Restate, in full and unchanged, the entries that follow, but not their pictures.

Segment Start: Data in this exercise

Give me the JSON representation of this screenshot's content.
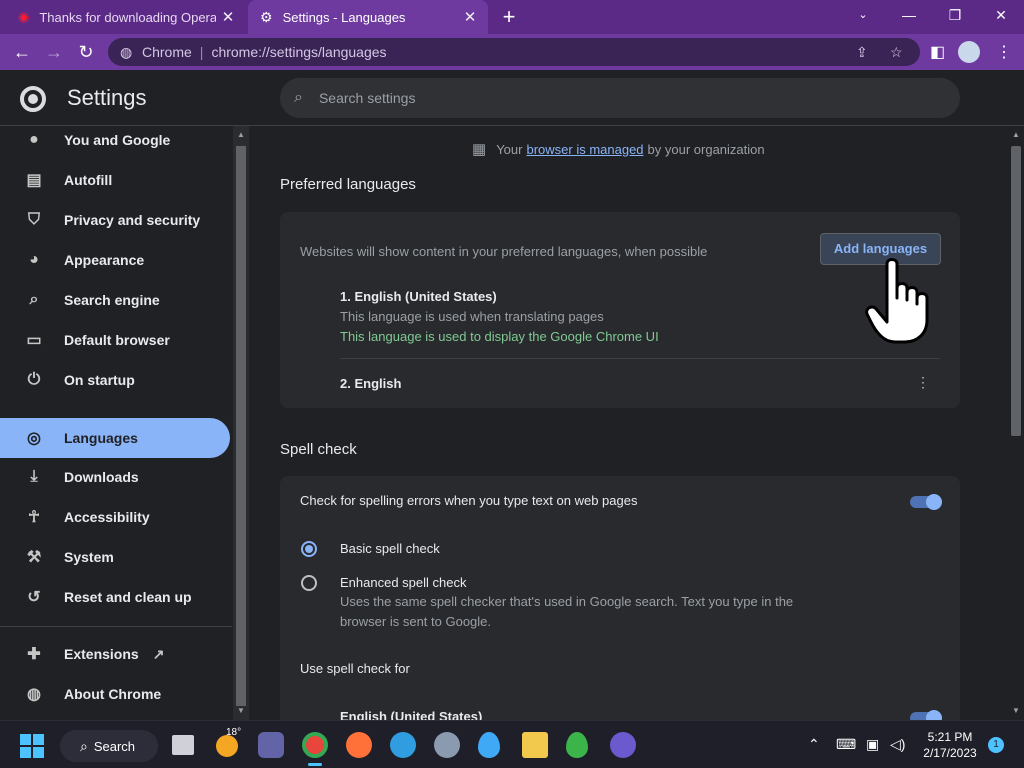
{
  "browser": {
    "tabs": [
      {
        "title": "Thanks for downloading Opera",
        "active": false
      },
      {
        "title": "Settings - Languages",
        "active": true
      }
    ],
    "address": {
      "site_label": "Chrome",
      "url": "chrome://settings/languages"
    },
    "colors": {
      "frame": "#5b2a86",
      "toolbar": "#6e3aa0",
      "accent": "#8ab4f8"
    }
  },
  "header": {
    "title": "Settings",
    "search_placeholder": "Search settings"
  },
  "sidebar": {
    "items": [
      {
        "label": "You and Google",
        "icon": "person-icon"
      },
      {
        "label": "Autofill",
        "icon": "clipboard-icon"
      },
      {
        "label": "Privacy and security",
        "icon": "shield-icon"
      },
      {
        "label": "Appearance",
        "icon": "palette-icon"
      },
      {
        "label": "Search engine",
        "icon": "search-icon"
      },
      {
        "label": "Default browser",
        "icon": "browser-window-icon"
      },
      {
        "label": "On startup",
        "icon": "power-icon"
      },
      {
        "label": "Languages",
        "icon": "globe-icon",
        "selected": true
      },
      {
        "label": "Downloads",
        "icon": "download-icon"
      },
      {
        "label": "Accessibility",
        "icon": "accessibility-icon"
      },
      {
        "label": "System",
        "icon": "wrench-icon"
      },
      {
        "label": "Reset and clean up",
        "icon": "restore-icon"
      },
      {
        "label": "Extensions",
        "icon": "puzzle-icon"
      },
      {
        "label": "About Chrome",
        "icon": "chrome-icon"
      }
    ]
  },
  "managed_notice": {
    "prefix": "Your",
    "link": "browser is managed",
    "suffix": "by your organization"
  },
  "preferred_languages": {
    "title": "Preferred languages",
    "description": "Websites will show content in your preferred languages, when possible",
    "add_button": "Add languages",
    "languages": [
      {
        "name": "1. English (United States)",
        "note": "This language is used when translating pages",
        "ui_note": "This language is used to display the Google Chrome UI"
      },
      {
        "name": "2. English"
      }
    ]
  },
  "spell_check": {
    "title": "Spell check",
    "toggle_label": "Check for spelling errors when you type text on web pages",
    "toggle_on": true,
    "options": [
      {
        "label": "Basic spell check",
        "checked": true
      },
      {
        "label": "Enhanced spell check",
        "checked": false,
        "description": "Uses the same spell checker that's used in Google search. Text you type in the browser is sent to Google."
      }
    ],
    "use_for_label": "Use spell check for",
    "use_for_language": "English (United States)"
  },
  "taskbar": {
    "search_label": "Search",
    "weather_temp": "18°",
    "time": "5:21 PM",
    "date": "2/17/2023",
    "notification_count": "1"
  }
}
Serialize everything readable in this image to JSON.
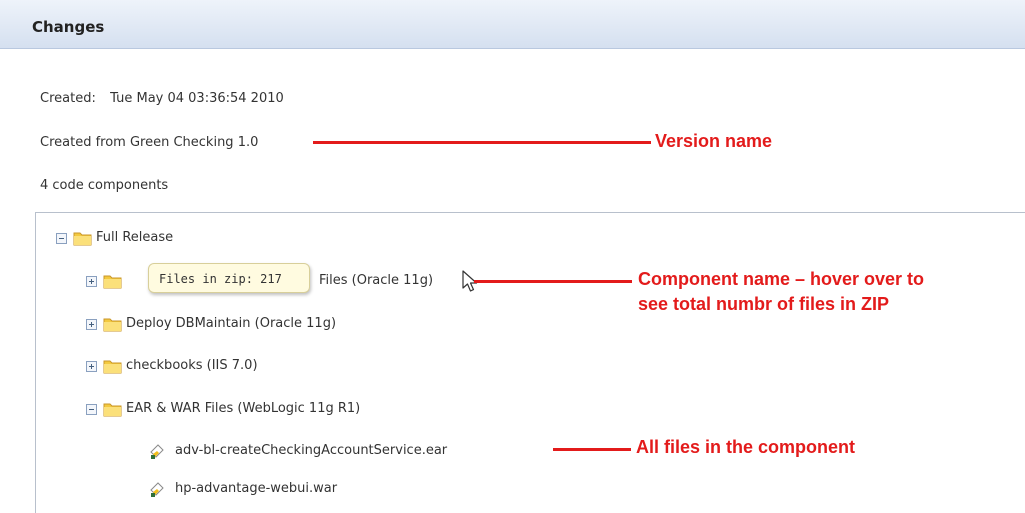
{
  "header": {
    "title": "Changes"
  },
  "details": {
    "created_label": "Created:",
    "created_value": "Tue May 04 03:36:54 2010",
    "created_from": "Created from Green Checking 1.0",
    "components_count": "4 code components"
  },
  "tree": {
    "root_label": "Full Release",
    "components": [
      {
        "label": "Files (Oracle 11g)",
        "expanded": false
      },
      {
        "label": "Deploy DBMaintain (Oracle 11g)",
        "expanded": false
      },
      {
        "label": "checkbooks (IIS 7.0)",
        "expanded": false
      },
      {
        "label": "EAR & WAR Files (WebLogic 11g R1)",
        "expanded": true
      }
    ],
    "files": [
      "adv-bl-createCheckingAccountService.ear",
      "hp-advantage-webui.war"
    ]
  },
  "tooltip": {
    "text": "Files in zip: 217"
  },
  "annotations": {
    "version_name": "Version name",
    "component_name_line1": "Component name – hover over to",
    "component_name_line2": "see total numbr of files in ZIP",
    "all_files": "All files in the component"
  },
  "colors": {
    "annotation": "#e31b1b",
    "folder": "#f3c93f",
    "header": "#d5e0f0"
  },
  "icons": [
    "collapse-toggle-icon",
    "expand-toggle-icon",
    "folder-icon",
    "file-icon",
    "mouse-cursor-icon"
  ]
}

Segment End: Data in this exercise

◆ Finished exercise:
Give me the JSON representation of this screenshot's content.
{
  "browser": {
    "tabs": [
      {
        "title": "Thanks for downloading Opera",
        "active": false
      },
      {
        "title": "Settings - Languages",
        "active": true
      }
    ],
    "address": {
      "site_label": "Chrome",
      "url": "chrome://settings/languages"
    },
    "colors": {
      "frame": "#5b2a86",
      "toolbar": "#6e3aa0",
      "accent": "#8ab4f8"
    }
  },
  "header": {
    "title": "Settings",
    "search_placeholder": "Search settings"
  },
  "sidebar": {
    "items": [
      {
        "label": "You and Google",
        "icon": "person-icon"
      },
      {
        "label": "Autofill",
        "icon": "clipboard-icon"
      },
      {
        "label": "Privacy and security",
        "icon": "shield-icon"
      },
      {
        "label": "Appearance",
        "icon": "palette-icon"
      },
      {
        "label": "Search engine",
        "icon": "search-icon"
      },
      {
        "label": "Default browser",
        "icon": "browser-window-icon"
      },
      {
        "label": "On startup",
        "icon": "power-icon"
      },
      {
        "label": "Languages",
        "icon": "globe-icon",
        "selected": true
      },
      {
        "label": "Downloads",
        "icon": "download-icon"
      },
      {
        "label": "Accessibility",
        "icon": "accessibility-icon"
      },
      {
        "label": "System",
        "icon": "wrench-icon"
      },
      {
        "label": "Reset and clean up",
        "icon": "restore-icon"
      },
      {
        "label": "Extensions",
        "icon": "puzzle-icon"
      },
      {
        "label": "About Chrome",
        "icon": "chrome-icon"
      }
    ]
  },
  "managed_notice": {
    "prefix": "Your",
    "link": "browser is managed",
    "suffix": "by your organization"
  },
  "preferred_languages": {
    "title": "Preferred languages",
    "description": "Websites will show content in your preferred languages, when possible",
    "add_button": "Add languages",
    "languages": [
      {
        "name": "1. English (United States)",
        "note": "This language is used when translating pages",
        "ui_note": "This language is used to display the Google Chrome UI"
      },
      {
        "name": "2. English"
      }
    ]
  },
  "spell_check": {
    "title": "Spell check",
    "toggle_label": "Check for spelling errors when you type text on web pages",
    "toggle_on": true,
    "options": [
      {
        "label": "Basic spell check",
        "checked": true
      },
      {
        "label": "Enhanced spell check",
        "checked": false,
        "description": "Uses the same spell checker that's used in Google search. Text you type in the browser is sent to Google."
      }
    ],
    "use_for_label": "Use spell check for",
    "use_for_language": "English (United States)"
  },
  "taskbar": {
    "search_label": "Search",
    "weather_temp": "18°",
    "time": "5:21 PM",
    "date": "2/17/2023",
    "notification_count": "1"
  }
}
Serialize everything readable in this image to JSON.
{
  "header": {
    "title": "Changes"
  },
  "details": {
    "created_label": "Created:",
    "created_value": "Tue May 04 03:36:54 2010",
    "created_from": "Created from Green Checking 1.0",
    "components_count": "4 code components"
  },
  "tree": {
    "root_label": "Full Release",
    "components": [
      {
        "label": "Files (Oracle 11g)",
        "expanded": false
      },
      {
        "label": "Deploy DBMaintain (Oracle 11g)",
        "expanded": false
      },
      {
        "label": "checkbooks (IIS 7.0)",
        "expanded": false
      },
      {
        "label": "EAR & WAR Files (WebLogic 11g R1)",
        "expanded": true
      }
    ],
    "files": [
      "adv-bl-createCheckingAccountService.ear",
      "hp-advantage-webui.war"
    ]
  },
  "tooltip": {
    "text": "Files in zip: 217"
  },
  "annotations": {
    "version_name": "Version name",
    "component_name_line1": "Component name – hover over to",
    "component_name_line2": "see total numbr of files in ZIP",
    "all_files": "All files in the component"
  },
  "colors": {
    "annotation": "#e31b1b",
    "folder": "#f3c93f",
    "header": "#d5e0f0"
  },
  "icons": [
    "collapse-toggle-icon",
    "expand-toggle-icon",
    "folder-icon",
    "file-icon",
    "mouse-cursor-icon"
  ]
}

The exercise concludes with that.